I kissed her head and stepped back. She looked so concerned.
A couple of years ago, a friend of the kidlet’s had developed some disordered eating behaviours. Using age-appropriate explanations, we discussed what this meant for her friend, what we had to do when we were spending time with this friend and what was being done to help her friend ‘feel better.’ More broadly, I briefly explained that some people do have ongoing issues with how they think their body looks and tried to describe how this wasn’t necessarily about the food that they were eating, but had to do with their feelings and how they felt they looked. Trying to give the ‘eating disorders 101’ talk to a then-six-year-old possibly made my head explode with sadness.
This was a difficult conversation to have because I’ve always been concerned about how we discuss food and weight and body image. When I think about it, this was probably the first time that we’d ever had a discussion about food as being anything other than ‘Gee – that’s yum!’
The relationship between food and diabetes is mentioned occasionally – but again, usually because I’m low and need something to help get my BGL up.
As I’ve mentioned before, I’ve lost a bit of weight in recent times. This was not part of a weight-loss strategy. I wasn’t eating differently, or cooking different foods. I am a hobby baker and throughout this time, our bench top housed Tupperware containers full of cakes and cookies and slices. And I talk a lot about Nutella. Food is something that is celebrated in our house. Nothing is forbidden. We just eat a lot of fresh, healthy stuff with a decent splattering of (mostly home-cooked) treats.
We eat out regularly, but never at fast food restaurants. Our local café (a two minute walk away) is an extension of our kitchen; their coffee machine is our coffee machine!
But it seems that even though I’ve not discussed my weight loss with our daughter, she has noticed. Perhaps she hasn’t noticed that I look different, but, when she hugs me, I certainly feel different; when she wraps her arms around my waist, she knows that they go a lot further than they used to.
Should I be concerned at her concern? Does she equate weight loss with there being a problem? Is she worried that I have developed some of the eating problems her little friend had?
I dealt with this morning’s question by reminding her that we eat together at least one meal each day – more on weekends and holidays. I reminded her of the other night when we were toasting marshmallows by the fire as we watched a movie together. I pointed to a recent trip to the country where we ate pizza and shared doughnuts. We talked about the pasta dish I’d made the night before and how we sat at the dinner table eating it.

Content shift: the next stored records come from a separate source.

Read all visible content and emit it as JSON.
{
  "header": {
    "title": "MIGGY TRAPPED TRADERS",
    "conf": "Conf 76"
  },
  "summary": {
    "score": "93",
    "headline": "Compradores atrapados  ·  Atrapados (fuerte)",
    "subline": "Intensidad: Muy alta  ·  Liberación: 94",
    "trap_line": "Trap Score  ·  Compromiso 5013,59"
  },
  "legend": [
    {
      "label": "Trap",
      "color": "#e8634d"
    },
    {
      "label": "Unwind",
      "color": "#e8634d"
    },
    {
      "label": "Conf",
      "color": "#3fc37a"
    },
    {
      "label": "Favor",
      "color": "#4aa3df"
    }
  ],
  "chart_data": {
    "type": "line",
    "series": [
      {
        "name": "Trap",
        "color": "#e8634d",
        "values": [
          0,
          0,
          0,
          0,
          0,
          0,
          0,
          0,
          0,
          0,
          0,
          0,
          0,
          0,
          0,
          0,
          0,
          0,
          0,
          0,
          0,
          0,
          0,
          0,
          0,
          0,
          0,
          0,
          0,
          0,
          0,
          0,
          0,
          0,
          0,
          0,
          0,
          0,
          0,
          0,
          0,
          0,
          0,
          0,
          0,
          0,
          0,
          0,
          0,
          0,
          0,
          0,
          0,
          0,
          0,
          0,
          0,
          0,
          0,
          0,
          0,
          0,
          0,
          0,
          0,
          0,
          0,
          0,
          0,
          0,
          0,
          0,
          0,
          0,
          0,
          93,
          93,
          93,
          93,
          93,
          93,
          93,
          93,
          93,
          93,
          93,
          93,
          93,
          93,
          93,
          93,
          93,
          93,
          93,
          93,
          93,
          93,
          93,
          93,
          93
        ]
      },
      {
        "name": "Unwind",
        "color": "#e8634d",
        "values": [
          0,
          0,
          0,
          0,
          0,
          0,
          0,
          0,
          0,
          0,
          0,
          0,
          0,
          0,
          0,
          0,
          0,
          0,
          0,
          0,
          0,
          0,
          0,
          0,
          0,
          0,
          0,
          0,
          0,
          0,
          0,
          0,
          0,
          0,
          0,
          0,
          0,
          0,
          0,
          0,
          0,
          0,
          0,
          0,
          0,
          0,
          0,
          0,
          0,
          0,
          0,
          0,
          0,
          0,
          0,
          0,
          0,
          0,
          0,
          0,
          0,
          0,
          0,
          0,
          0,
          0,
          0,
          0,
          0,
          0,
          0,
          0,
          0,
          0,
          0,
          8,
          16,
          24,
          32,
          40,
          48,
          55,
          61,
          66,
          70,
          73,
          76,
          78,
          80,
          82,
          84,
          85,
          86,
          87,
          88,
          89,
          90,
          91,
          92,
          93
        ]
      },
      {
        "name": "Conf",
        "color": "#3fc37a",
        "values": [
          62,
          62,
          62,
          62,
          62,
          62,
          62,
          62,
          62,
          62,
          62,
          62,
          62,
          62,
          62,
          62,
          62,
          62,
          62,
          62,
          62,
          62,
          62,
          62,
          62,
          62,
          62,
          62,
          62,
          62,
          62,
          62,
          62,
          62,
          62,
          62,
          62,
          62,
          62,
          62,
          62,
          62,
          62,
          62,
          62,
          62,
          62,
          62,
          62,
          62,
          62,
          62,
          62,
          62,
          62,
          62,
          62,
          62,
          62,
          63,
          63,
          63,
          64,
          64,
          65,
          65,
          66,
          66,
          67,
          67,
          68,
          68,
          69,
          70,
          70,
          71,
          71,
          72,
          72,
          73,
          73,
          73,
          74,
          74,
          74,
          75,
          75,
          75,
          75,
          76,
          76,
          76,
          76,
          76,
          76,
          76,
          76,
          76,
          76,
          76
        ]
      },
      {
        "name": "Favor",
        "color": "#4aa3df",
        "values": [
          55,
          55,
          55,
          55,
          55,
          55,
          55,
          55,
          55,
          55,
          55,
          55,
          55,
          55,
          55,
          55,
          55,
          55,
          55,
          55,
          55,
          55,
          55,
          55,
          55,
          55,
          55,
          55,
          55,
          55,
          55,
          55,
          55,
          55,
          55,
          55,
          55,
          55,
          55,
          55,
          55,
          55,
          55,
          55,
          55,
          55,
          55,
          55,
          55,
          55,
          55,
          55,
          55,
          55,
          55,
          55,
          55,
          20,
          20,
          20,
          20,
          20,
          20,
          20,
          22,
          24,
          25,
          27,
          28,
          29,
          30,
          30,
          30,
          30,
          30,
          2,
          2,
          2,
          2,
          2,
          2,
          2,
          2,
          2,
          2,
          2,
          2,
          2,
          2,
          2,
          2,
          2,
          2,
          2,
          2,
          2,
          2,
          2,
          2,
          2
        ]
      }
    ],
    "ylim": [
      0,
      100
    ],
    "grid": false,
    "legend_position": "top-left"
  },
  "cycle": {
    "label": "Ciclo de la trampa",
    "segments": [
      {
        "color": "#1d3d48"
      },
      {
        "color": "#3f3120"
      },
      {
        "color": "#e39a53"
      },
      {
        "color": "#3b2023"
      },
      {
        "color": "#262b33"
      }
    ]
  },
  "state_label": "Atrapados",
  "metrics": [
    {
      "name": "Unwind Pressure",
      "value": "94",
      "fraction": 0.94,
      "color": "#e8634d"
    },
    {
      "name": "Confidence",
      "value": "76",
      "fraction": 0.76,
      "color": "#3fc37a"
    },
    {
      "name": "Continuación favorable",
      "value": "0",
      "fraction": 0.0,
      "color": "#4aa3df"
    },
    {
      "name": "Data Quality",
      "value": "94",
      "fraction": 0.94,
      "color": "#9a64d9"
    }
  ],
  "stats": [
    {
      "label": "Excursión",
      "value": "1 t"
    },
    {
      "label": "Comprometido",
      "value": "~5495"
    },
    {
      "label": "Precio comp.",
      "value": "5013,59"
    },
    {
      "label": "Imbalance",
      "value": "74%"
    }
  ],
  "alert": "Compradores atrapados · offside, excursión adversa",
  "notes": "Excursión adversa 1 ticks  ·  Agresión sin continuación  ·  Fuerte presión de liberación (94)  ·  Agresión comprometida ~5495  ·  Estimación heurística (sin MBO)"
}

‘Okay,’ she said. ‘You just feel skinny when I hug you, that’s all.’ And then she changed the subject. I cringed at the word ‘skinny’ just as I would have if she’d used the word ‘fat’.
But perhaps I was making too much of it. Perhaps she was just stating a fact. Maybe using the word skinny was just an adjective that seemed appropriate, just as fat would have been in a different case. Maybe there was no judgement call attached. Maybe. Or maybe not.